Segment Start: DATASET ENTRIES
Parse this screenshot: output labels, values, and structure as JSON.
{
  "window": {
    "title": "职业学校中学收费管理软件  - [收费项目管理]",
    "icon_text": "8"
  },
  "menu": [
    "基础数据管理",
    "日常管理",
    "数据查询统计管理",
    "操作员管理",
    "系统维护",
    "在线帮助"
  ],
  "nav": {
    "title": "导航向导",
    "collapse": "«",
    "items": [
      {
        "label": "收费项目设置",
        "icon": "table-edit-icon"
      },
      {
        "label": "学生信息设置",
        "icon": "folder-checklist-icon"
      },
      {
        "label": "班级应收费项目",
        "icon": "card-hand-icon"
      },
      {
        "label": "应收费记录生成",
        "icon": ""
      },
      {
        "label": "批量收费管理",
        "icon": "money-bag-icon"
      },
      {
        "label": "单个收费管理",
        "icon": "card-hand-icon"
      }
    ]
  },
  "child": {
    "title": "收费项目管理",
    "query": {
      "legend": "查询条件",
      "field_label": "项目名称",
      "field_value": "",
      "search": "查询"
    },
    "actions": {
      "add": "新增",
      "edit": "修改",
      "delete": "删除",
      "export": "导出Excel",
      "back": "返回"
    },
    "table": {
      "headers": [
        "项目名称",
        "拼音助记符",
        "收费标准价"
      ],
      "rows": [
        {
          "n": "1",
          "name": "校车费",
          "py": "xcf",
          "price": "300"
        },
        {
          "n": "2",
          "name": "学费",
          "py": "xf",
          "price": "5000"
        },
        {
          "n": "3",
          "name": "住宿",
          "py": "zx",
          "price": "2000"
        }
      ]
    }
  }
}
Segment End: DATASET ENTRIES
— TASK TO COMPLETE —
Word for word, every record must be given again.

— RESULT —
Parse this screenshot: output labels, values, and structure as JSON.
{
  "window": {
    "title": "职业学校中学收费管理软件  - [收费项目管理]",
    "icon_text": "8"
  },
  "menu": [
    "基础数据管理",
    "日常管理",
    "数据查询统计管理",
    "操作员管理",
    "系统维护",
    "在线帮助"
  ],
  "nav": {
    "title": "导航向导",
    "collapse": "«",
    "items": [
      {
        "label": "收费项目设置",
        "icon": "table-edit-icon"
      },
      {
        "label": "学生信息设置",
        "icon": "folder-checklist-icon"
      },
      {
        "label": "班级应收费项目",
        "icon": "card-hand-icon"
      },
      {
        "label": "应收费记录生成",
        "icon": ""
      },
      {
        "label": "批量收费管理",
        "icon": "money-bag-icon"
      },
      {
        "label": "单个收费管理",
        "icon": "card-hand-icon"
      }
    ]
  },
  "child": {
    "title": "收费项目管理",
    "query": {
      "legend": "查询条件",
      "field_label": "项目名称",
      "field_value": "",
      "search": "查询"
    },
    "actions": {
      "add": "新增",
      "edit": "修改",
      "delete": "删除",
      "export": "导出Excel",
      "back": "返回"
    },
    "table": {
      "headers": [
        "项目名称",
        "拼音助记符",
        "收费标准价"
      ],
      "rows": [
        {
          "n": "1",
          "name": "校车费",
          "py": "xcf",
          "price": "300"
        },
        {
          "n": "2",
          "name": "学费",
          "py": "xf",
          "price": "5000"
        },
        {
          "n": "3",
          "name": "住宿",
          "py": "zx",
          "price": "2000"
        }
      ]
    }
  }
}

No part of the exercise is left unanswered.